Battery's That Feed On Human Blood

NEW SCIENTIST
Yeast cells feeding on the glucose in human blood might one day power implants such as pacemakers. A living source of power that is able to regenerate itself would eliminate the need for regular operations to replace batteries.

Now that prospect is a step nearer. A team at the University of British Columbia in Vancouver, Canada, has created tiny microbial fuel cells by encapsulating yeast cells in a flexible capsule. They went on to show the fuel cells can generate power from a drop of human blood plasma.

Such fuel cells would be especially useful for devices, such as intraspinal microelectrodes for treating paralysis, which need to be implanted in places where replacing a battery is tricky, says Mu Chiao, who co-authored the paper with Chin-Pang-Billy Siu, also at UBC.
Electron theft

Conventional fuel cells rely on high-temperature catalysts such as platinum to strip electrons from fuels and generate a current. The idea with microbial fuel cells, which are being investigated as large-scale power sources, is to exploit the wide range of low-temperature catalysts – enzymes – found in living cells.

The easiest way to do this is to simply steal the electrons produced when cells start to break down food. This can be done with the help of an "electron mediator" – a chemical small enough to pass into cells, grab some electrons, and diffuse out again.

The new fuel cell consists of a colony of Saccharomyces cerevisiae – the kind of yeast commonly used in brewing and baking – encapsulated in a fuel cell made of a form of silicone called polydimethylsiloxane (PDMS). The prototype is 15 millimetres square and 1.4 mm thick.

Methyl blue – a chemical often used to stain biological samples – is used as the electron mediator. This steals some of the electrons produced when the yeast metabolises glucose and delivers them to the anode side of the cell, creating a small current. On the cathode side, hydrogen ions that diffuse out of the yeast cells combine with oxygen to create water.
Waste problem

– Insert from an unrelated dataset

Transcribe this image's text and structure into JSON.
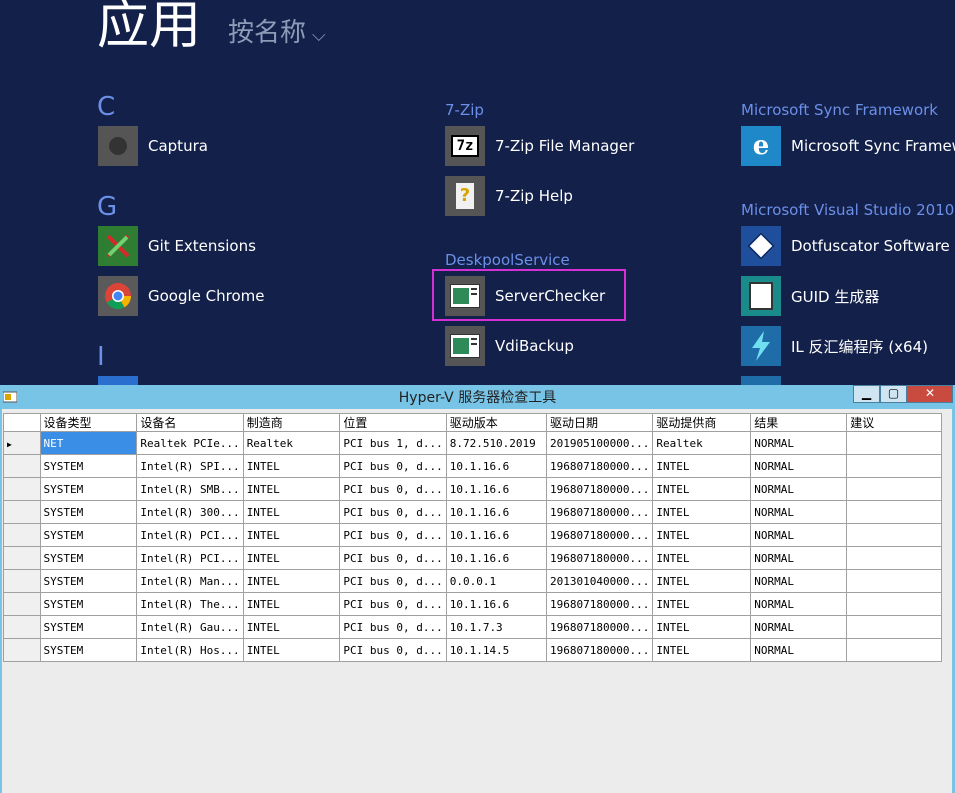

To increase the surface area of the electrodes and thus boost the fuel cell's power output, the team used a silicon etching technique to create "micropillars" roughly 40 micrometers square and 8 micrometers high (see image).

The yeast-based fuel cell produces around 40 nanowatts of power, compared to the microwatt a typical wristwatch battery might produce, Chaio says. That might be enough power for some devices if it were coupled with a capacitor to allow energy to be stored. The yeast could also be genetically engineered to boost its power output.

The work is a step in the right direction, but huge challenges remain, says Lars Angenent, who works on microbial fuel cells at Cornell University.

For instance, to keep the yeast cells healthy, their waste products will need to be removed without allowing any harmful substances to leach out into the blood stream. "I think people will figure this out. This is a first step," he says.

Journal reference: Journal of Microelectrical Systems (DOI: 10.1109/JMEMS.2008.2006816)